Yesterday when our neighbours called around kindly bearing Simnel cake and duck eggs, we started talking about ‘Vantablack’, the so-called ‘new pigment’ that’s been in the headlines. Artists, myself included, have been ranting at the news as reported that Anish Kapoor had ‘purchased’ the exclusive rights to it. Now why the fuck should any artist, no matter how esteemed or puffed up by the media (and themselves) be allowed to ‘own’ a colour? It seemed like another manifestation of a grabby culture in which individuals and organisations with enough money and clout, snaffle up anything that might be profited from. The headlines have been pretty tacky, volatile and occasionally grammatically clumsy.
ArtNet News: Anish Kapoor angers artists by seizing exclusive rights to ‘blackest black’ pigment.
The Guardian: Can an Artist ever really own a colour?
Daily Mail: Artists at war after top sculptor is given exclusive rights to the purest black paint ever which is used on stealth jets.
My neighbour John wrote to me this morning:
John Warren: We have been doing more reading about the “new black” its a long way from being available as a paint. The nano-tubes have to be fixed on a surface in the lab, so sections of it could be made to fit a piece of art.
Clive: Ah ha! So presumably it would be easy to apply a flat surface, such as a painting with clearly defined areas of black.
But could it be made to adhere to a complex three dimensional form, such as a fragile found object like this root…

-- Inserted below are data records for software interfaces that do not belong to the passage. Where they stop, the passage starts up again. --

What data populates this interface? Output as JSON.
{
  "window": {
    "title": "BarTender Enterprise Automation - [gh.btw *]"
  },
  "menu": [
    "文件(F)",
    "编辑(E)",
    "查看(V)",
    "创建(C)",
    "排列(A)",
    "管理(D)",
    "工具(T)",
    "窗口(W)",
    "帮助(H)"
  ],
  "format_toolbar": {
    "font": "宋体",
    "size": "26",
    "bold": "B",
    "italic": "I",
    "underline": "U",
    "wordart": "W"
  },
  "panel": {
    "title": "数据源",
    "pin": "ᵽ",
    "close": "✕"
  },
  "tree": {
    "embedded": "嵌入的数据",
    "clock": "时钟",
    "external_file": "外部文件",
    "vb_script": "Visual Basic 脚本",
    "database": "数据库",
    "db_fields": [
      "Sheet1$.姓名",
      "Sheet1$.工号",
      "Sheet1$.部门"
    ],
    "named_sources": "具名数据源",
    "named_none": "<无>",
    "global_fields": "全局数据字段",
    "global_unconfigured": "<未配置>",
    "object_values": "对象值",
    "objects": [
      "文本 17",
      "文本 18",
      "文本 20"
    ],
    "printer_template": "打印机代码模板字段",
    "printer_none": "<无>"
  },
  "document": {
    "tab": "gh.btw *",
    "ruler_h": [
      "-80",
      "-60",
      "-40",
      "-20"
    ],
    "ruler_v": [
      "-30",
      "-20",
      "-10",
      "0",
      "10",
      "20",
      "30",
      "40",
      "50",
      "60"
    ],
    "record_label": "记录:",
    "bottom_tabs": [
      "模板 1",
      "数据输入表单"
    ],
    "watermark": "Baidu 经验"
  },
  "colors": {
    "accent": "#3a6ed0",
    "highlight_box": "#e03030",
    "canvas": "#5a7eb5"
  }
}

… or would that object first need to be rendered with a 3-D printer into something more physically robust?
John: Joe reckons that would be possible. There is talk about covering spy planes. However, it fails if you touch it as the orientation of the nano-tubes is changed
Clive: So the finish is incredibly delicate. Not much good if the brush of a hand or a gust of wind can realign and ruin the arrangement… and thus the visual effectiveness… of the nano-tubes. It sounds not so much a new pigment as an optical effect requiring very specific conditions. Looks like I’m going to have to stick with paint.
Interestingly, the dense blacks of my last exhibition were essentially an optical effect. I painted the backgrounds of the artworks with black gouache. The gouache paint dries matt, reflecting light in such a way as to emphasise its less-than-black characteristics. Even the highest quality black gouache tends to appear charcoal grey in most light conditions. But when I put the images under glass, the black becomes incredibly rich and deep, a sort of polished obsidian much blacker in appearance than when viewed without the glass.
On closer examination, though phrases like ‘bought the exclusive rights to’ have been much bandied about in relation to Kapoor’s acquisition, the reality seems to be a publicity stunt by the makers of ‘Vantablack’, invented to associate their product with a ‘name’, though the artist has clearly been complicit.
Above: Vantablack applied to crumpled aluminium foil to demonstrate its matt, ‘flattening’ qualities.
So at this point Vantablack is not a paint, and needs to be affixed to surfaces in laboratory conditions. Nevertheless, despite the fact that this discovery is undoubtedly exciting for artists everywhere, its much-trumpeted announcement in the press, couched in the language and values of a celebrity-culture obsessed with ‘exclusivity’… whatever that is… diminishes the idea of a ‘new black’ in my eyes. I would have been much more excited by news that the makers had offered to work with art students, than be assaulted with yet more evidence of society’s perceived attachment to the frankly tacky claims of ownership from an artist who might be expected to know better. While it comes as no surprise that Kapoor has allowed himself to be associated with Vantablack in this way, it doesn’t make me think highly of him.
I recently spent a few days at Southampton Solent School of Art, Design and Fashion, invited by the artist Jonny Hannah… who is a tutor there… to talk to students about my work. I was massively impressed by the school and its staff, and by the fantastic invention and energy of Director, Peter Lloyd. Peter and his associates have created innovative opportunities for students, such as the award-winning Re:So retail space, located in a busy Southampton shopping centre, which is stocked, managed and staffed by students who for the most part make all the products offered. I visited the shop with Peter Lloyd and my socks were blown off by the experience.
At Southampton all efforts are being made to build opportunities for the next generation of artists and designers, rather than creating an impression, like Anish Kapoor and the makers of Vantablack, of doors slamming loudly in their faces!
Bravo/Brava Southampton Solent!